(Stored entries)
★ ★ ★

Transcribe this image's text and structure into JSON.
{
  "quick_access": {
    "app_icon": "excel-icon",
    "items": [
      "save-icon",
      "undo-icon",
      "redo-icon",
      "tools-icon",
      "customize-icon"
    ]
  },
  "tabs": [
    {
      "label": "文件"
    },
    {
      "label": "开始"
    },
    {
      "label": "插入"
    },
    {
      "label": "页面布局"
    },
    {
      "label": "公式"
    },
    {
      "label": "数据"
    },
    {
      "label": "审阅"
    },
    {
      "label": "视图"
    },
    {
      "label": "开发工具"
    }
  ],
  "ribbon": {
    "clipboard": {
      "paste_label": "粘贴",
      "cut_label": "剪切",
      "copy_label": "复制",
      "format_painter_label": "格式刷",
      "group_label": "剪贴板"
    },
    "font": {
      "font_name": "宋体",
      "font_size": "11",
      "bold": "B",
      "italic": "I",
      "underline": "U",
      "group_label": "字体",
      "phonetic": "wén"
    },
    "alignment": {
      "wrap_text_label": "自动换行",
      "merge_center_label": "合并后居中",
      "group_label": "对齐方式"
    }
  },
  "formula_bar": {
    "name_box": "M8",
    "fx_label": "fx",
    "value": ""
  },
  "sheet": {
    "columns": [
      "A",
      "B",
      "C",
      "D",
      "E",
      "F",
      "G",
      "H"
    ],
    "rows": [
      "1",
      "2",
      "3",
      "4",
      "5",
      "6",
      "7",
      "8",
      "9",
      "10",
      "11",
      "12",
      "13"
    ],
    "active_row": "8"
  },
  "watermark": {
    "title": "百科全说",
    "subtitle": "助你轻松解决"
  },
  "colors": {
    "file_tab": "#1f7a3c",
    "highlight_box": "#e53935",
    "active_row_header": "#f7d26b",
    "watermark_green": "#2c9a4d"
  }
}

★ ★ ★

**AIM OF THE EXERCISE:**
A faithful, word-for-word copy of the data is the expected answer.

**RESPONSE TO THIS TASK:**
Transcribe this image's text and structure into JSON.
{
  "quick_access": {
    "app_icon": "excel-icon",
    "items": [
      "save-icon",
      "undo-icon",
      "redo-icon",
      "tools-icon",
      "customize-icon"
    ]
  },
  "tabs": [
    {
      "label": "文件"
    },
    {
      "label": "开始"
    },
    {
      "label": "插入"
    },
    {
      "label": "页面布局"
    },
    {
      "label": "公式"
    },
    {
      "label": "数据"
    },
    {
      "label": "审阅"
    },
    {
      "label": "视图"
    },
    {
      "label": "开发工具"
    }
  ],
  "ribbon": {
    "clipboard": {
      "paste_label": "粘贴",
      "cut_label": "剪切",
      "copy_label": "复制",
      "format_painter_label": "格式刷",
      "group_label": "剪贴板"
    },
    "font": {
      "font_name": "宋体",
      "font_size": "11",
      "bold": "B",
      "italic": "I",
      "underline": "U",
      "group_label": "字体",
      "phonetic": "wén"
    },
    "alignment": {
      "wrap_text_label": "自动换行",
      "merge_center_label": "合并后居中",
      "group_label": "对齐方式"
    }
  },
  "formula_bar": {
    "name_box": "M8",
    "fx_label": "fx",
    "value": ""
  },
  "sheet": {
    "columns": [
      "A",
      "B",
      "C",
      "D",
      "E",
      "F",
      "G",
      "H"
    ],
    "rows": [
      "1",
      "2",
      "3",
      "4",
      "5",
      "6",
      "7",
      "8",
      "9",
      "10",
      "11",
      "12",
      "13"
    ],
    "active_row": "8"
  },
  "watermark": {
    "title": "百科全说",
    "subtitle": "助你轻松解决"
  },
  "colors": {
    "file_tab": "#1f7a3c",
    "highlight_box": "#e53935",
    "active_row_header": "#f7d26b",
    "watermark_green": "#2c9a4d"
  }
}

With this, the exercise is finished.